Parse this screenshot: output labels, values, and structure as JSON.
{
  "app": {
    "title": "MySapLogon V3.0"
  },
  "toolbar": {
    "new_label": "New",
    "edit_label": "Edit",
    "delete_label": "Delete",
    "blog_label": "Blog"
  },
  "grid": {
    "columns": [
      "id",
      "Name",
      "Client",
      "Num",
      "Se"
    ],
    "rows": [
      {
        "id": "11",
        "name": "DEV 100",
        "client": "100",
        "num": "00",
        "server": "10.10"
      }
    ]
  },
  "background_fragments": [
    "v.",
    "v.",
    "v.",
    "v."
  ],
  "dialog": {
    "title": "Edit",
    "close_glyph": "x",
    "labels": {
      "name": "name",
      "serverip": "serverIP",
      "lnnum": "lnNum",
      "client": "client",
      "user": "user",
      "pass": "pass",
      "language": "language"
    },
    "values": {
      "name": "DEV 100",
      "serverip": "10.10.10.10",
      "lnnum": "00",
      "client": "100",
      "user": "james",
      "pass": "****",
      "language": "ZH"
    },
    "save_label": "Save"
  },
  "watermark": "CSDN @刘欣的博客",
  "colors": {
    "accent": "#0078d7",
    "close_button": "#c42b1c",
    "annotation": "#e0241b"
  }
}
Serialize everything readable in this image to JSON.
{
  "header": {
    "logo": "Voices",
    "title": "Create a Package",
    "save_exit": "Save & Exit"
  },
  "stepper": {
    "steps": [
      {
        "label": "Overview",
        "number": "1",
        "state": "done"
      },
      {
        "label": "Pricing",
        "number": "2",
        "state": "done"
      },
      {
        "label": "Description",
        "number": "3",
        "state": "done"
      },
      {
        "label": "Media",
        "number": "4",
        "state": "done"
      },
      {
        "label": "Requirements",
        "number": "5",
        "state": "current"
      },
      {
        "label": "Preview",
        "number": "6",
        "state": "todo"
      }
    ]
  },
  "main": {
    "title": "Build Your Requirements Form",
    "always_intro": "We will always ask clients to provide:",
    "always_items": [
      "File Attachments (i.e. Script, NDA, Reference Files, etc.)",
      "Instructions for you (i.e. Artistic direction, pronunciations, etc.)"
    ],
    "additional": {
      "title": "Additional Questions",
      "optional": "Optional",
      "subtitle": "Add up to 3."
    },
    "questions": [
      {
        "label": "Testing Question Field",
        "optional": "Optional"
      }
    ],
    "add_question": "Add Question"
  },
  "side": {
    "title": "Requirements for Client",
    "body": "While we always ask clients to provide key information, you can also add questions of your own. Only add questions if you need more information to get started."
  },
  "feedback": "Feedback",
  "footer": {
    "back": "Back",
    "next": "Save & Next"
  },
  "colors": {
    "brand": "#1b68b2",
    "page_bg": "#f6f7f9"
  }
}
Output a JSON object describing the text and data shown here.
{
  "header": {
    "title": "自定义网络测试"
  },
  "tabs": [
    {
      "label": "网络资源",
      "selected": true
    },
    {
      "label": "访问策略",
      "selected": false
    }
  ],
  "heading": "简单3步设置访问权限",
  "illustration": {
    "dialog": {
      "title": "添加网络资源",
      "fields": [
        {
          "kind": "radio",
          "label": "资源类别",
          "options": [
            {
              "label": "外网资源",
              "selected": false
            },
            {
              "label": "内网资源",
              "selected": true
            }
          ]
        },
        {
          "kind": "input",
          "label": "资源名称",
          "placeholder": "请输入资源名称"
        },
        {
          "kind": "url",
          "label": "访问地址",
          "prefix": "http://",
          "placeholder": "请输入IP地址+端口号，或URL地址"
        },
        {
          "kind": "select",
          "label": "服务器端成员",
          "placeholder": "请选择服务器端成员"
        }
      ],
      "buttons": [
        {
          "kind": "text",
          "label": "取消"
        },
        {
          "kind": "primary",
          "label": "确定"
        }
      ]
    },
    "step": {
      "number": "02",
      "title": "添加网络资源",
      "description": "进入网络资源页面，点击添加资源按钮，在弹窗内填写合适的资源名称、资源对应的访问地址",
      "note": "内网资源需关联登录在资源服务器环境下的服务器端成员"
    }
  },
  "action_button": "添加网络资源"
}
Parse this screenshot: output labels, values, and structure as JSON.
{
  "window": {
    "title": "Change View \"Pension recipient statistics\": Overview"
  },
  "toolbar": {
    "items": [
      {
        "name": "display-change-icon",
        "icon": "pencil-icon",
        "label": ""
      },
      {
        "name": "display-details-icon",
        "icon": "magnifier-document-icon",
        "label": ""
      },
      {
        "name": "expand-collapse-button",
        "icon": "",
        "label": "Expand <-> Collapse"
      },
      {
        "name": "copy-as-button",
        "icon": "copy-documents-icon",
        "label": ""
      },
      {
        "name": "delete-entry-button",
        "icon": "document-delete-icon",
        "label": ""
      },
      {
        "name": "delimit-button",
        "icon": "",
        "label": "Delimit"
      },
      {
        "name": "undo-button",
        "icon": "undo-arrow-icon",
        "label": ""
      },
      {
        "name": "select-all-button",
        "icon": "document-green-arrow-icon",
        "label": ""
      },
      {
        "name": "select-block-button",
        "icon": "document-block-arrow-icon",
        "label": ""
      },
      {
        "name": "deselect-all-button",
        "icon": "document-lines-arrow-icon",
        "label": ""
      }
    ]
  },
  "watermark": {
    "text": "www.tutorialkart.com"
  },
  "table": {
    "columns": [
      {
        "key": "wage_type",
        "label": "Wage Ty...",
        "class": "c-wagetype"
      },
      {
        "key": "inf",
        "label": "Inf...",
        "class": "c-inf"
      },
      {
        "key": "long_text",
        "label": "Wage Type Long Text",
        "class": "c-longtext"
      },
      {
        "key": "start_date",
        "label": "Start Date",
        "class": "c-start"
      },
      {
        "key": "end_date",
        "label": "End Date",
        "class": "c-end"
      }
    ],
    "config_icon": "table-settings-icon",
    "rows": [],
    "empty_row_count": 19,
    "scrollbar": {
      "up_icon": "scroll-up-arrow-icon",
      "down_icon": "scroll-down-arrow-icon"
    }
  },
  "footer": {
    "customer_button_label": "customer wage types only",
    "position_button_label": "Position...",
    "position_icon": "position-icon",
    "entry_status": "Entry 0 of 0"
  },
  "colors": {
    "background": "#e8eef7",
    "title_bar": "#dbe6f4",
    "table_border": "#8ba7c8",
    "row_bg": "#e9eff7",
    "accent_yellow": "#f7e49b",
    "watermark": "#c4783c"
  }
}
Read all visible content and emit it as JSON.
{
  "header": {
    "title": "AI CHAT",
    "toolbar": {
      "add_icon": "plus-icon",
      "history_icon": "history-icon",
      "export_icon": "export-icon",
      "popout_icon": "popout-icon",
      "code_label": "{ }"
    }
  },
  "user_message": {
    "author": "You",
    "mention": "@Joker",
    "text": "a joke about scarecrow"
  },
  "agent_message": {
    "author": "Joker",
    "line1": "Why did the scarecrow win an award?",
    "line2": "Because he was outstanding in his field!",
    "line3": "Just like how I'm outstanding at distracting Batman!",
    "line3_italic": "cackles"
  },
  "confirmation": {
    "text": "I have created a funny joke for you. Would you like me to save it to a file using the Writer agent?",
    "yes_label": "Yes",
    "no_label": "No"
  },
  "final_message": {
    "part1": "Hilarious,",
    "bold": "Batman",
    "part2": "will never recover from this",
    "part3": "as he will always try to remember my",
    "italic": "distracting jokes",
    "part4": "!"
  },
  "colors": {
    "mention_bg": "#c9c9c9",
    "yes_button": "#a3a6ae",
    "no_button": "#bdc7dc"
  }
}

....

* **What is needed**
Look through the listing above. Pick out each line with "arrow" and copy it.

* **Solution to the exercise**
        "icon": "undo-arrow-icon",
        "icon": "document-green-arrow-icon",
        "icon": "document-block-arrow-icon",
        "icon": "document-lines-arrow-icon",
      "up_icon": "scroll-up-arrow-icon",
      "down_icon": "scroll-down-arrow-icon"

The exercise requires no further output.